Seeing NPCs walk around at a consistent 60 FPS can almost feel surreal at times when you remember how choppy previous entries can get. Whatever RGG Studios did when making this game, it’s working like magic.

With the Dragon Engine having finally hit its peak graphically and performance-wise, I cannot wait until January rolls around and we get to see how Like a Dragon Infinite Wealth runs on it.

Enjoyment – 8/10

While Like a Dragon Gaiden can fumble with its plot at times and I didn’t have as much fun with the Agent Style as I should have, the overall enjoyment of the game cannot be understated as a Like a Dragon mega fan.

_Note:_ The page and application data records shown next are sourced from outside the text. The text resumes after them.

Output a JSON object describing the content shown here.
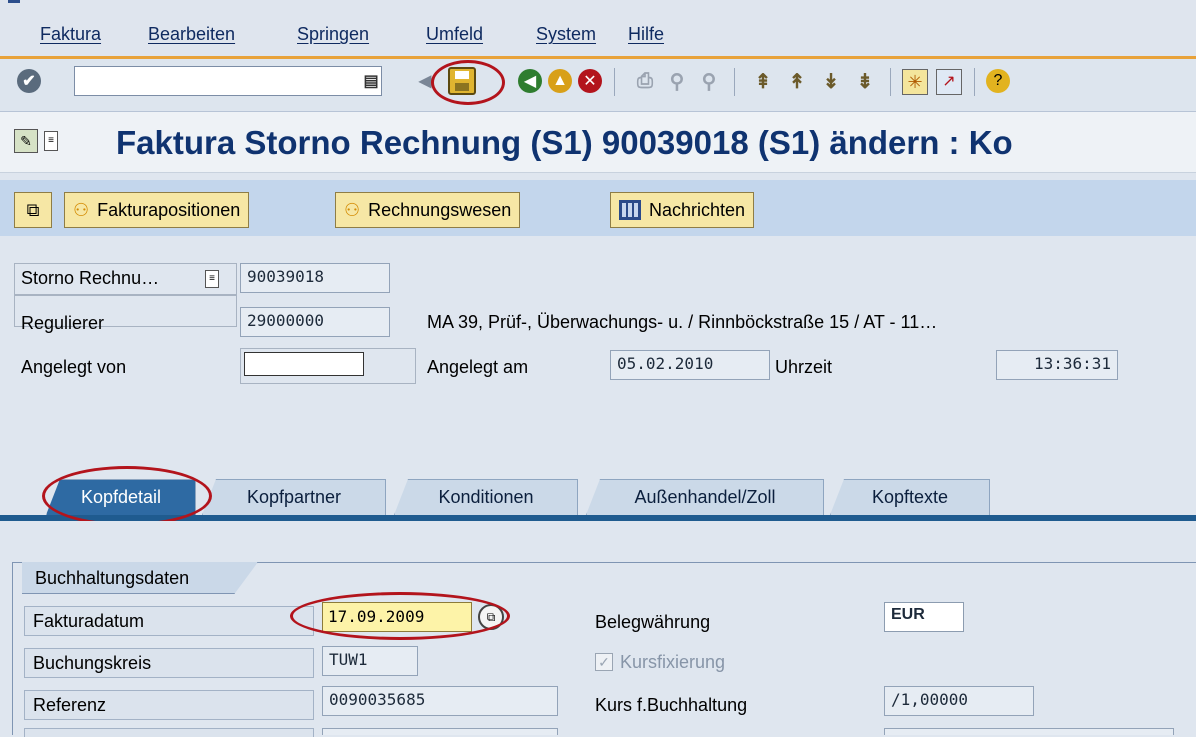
{
  "menu": {
    "items": [
      "Faktura",
      "Bearbeiten",
      "Springen",
      "Umfeld",
      "System",
      "Hilfe"
    ]
  },
  "toolbar": {
    "command_field": "",
    "icons": [
      "enter-icon",
      "back-icon",
      "save-icon",
      "back-nav-icon",
      "exit-icon",
      "cancel-icon",
      "print-icon",
      "find-icon",
      "find-next-icon",
      "first-page-icon",
      "prev-page-icon",
      "next-page-icon",
      "last-page-icon",
      "new-session-icon",
      "shortcut-icon",
      "help-icon"
    ]
  },
  "title": {
    "text": "Faktura Storno Rechnung (S1) 90039018   (S1) ändern : Ko"
  },
  "app_toolbar": {
    "fakturapositionen": "Fakturapositionen",
    "rechnungswesen": "Rechnungswesen",
    "nachrichten": "Nachrichten"
  },
  "header": {
    "doc_type_label": "Storno Rechnu…",
    "doc_number": "90039018",
    "payer_label": "Regulierer",
    "payer_value": "29000000",
    "payer_address": "MA 39, Prüf-, Überwachungs- u. / Rinnböckstraße 15 / AT - 11…",
    "created_by_label": "Angelegt von",
    "created_by_value": "",
    "created_on_label": "Angelegt am",
    "created_on_value": "05.02.2010",
    "time_label": "Uhrzeit",
    "time_value": "13:36:31"
  },
  "tabs": [
    "Kopfdetail",
    "Kopfpartner",
    "Konditionen",
    "Außenhandel/Zoll",
    "Kopftexte"
  ],
  "accounting": {
    "group_title": "Buchhaltungsdaten",
    "billing_date_label": "Fakturadatum",
    "billing_date_value": "17.09.2009",
    "company_code_label": "Buchungskreis",
    "company_code_value": "TUW1",
    "reference_label": "Referenz",
    "reference_value": "0090035685",
    "currency_label": "Belegwährung",
    "currency_value": "EUR",
    "fixed_rate_label": "Kursfixierung",
    "rate_label": "Kurs f.Buchhaltung",
    "rate_value": "/1,00000"
  },
  "colors": {
    "title_blue": "#0f3370",
    "highlight_red": "#b3141c",
    "tab_active": "#2e6aa3",
    "button_yellow": "#f6e7a5",
    "menu_underline_orange": "#e8a23a"
  }
}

This is a game made specifically for already existing fans of the franchise. It has been seven long years since we last played as Kiryu. Since then, both the franchise and the engine it runs on have changed dramatically.

Like a Dragon Gaiden is a game that exists as fanservice to people who missed Kiryu. Considering the upcoming Like a Dragon Infinite Wealth is advertising itself with the concept of Kiryu having cancer, this may also be the last time we get to play as him.

From that perspective, it’s hard not to enjoy Gaiden for what it is. One final victory lap for the franchise’s first protagonist. It may not be an extremely important game, but it’s the calm before the upcoming storm.

If you take anything away from this Like a Dragon Gaiden review, it’s that even when it stumbles, it’s still paving the way for what is expected to be one of the greatest games ever.

I greatly enjoyed my time with Like a Dragon Gaiden and fully anticipate myself playing Infinite Wealth on day one. This final swan song for the franchise’s classic gameplay is one that fans should not skip.


Like a Dragon Gaiden: The Man Who Erased His Name Review

Like a Dragon Gaiden Official Website
Like a Dragon Gaiden Product Review

Like a Dragon Gaiden is a perfect game for fans, despite some plot and gameplay shortcomings

Gameplay 7
Minigames 7
Story 7
Graphics 10
Performance 9
Enjoyment 8

Based in Pennsylvania, USA, Skeith has been a gamer for over two decades now and has decided to take pen to paper about it. Capable of playing games at incredible speeds, you can rely on them to write about them in record time.
Skeith Ruch
Notify of
Inline Feedbacks
View all comments